Start of Block
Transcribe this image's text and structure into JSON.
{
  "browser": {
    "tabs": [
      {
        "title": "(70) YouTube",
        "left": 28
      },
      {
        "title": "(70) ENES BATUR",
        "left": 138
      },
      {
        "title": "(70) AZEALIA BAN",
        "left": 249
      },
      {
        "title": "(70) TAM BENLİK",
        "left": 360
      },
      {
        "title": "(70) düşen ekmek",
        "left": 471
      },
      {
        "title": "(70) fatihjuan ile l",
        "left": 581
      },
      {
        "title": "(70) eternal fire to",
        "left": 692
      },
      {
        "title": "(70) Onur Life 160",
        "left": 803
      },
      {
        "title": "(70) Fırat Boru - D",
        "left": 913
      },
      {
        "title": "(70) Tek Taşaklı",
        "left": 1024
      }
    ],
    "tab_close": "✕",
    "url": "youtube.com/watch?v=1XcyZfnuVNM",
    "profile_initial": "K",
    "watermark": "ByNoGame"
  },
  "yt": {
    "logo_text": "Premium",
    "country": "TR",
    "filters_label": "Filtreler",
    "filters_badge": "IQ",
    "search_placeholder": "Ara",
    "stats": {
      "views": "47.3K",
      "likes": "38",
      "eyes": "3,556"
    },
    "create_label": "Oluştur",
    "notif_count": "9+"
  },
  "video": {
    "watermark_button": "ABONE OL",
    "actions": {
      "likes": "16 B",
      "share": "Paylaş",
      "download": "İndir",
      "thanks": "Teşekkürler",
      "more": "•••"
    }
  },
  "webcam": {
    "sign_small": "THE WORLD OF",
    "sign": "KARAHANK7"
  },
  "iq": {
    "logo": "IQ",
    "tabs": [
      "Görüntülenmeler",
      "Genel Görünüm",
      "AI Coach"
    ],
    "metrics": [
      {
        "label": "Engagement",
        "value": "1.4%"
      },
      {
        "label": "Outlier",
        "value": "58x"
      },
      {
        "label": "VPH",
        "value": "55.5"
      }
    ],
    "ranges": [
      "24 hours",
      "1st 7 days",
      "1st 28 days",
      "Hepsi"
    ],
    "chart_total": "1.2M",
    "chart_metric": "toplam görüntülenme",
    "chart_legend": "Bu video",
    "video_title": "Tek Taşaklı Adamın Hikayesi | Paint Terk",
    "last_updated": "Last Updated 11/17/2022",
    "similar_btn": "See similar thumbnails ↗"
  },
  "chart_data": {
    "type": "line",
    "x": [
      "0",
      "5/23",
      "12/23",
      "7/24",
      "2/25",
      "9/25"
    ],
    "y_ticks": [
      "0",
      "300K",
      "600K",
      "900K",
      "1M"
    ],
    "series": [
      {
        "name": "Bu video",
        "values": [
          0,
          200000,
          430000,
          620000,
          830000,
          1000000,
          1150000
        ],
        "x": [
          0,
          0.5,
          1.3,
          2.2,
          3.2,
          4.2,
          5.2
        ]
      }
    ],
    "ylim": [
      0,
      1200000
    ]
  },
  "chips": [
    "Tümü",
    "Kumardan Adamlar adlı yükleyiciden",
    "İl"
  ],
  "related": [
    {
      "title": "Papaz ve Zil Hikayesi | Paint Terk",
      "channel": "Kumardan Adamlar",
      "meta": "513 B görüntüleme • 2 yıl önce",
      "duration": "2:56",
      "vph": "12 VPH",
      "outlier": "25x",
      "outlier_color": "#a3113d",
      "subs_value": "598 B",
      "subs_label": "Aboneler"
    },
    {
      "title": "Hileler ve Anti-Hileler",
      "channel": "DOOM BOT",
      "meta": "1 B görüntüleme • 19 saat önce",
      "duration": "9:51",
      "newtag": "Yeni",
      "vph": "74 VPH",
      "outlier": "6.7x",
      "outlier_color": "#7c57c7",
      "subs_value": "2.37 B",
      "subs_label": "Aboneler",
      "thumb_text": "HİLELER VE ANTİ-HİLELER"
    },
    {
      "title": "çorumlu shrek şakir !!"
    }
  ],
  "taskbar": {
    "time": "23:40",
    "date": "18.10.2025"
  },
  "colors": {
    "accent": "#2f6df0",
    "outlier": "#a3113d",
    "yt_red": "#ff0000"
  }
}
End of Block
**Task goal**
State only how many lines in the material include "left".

**Written answer**
10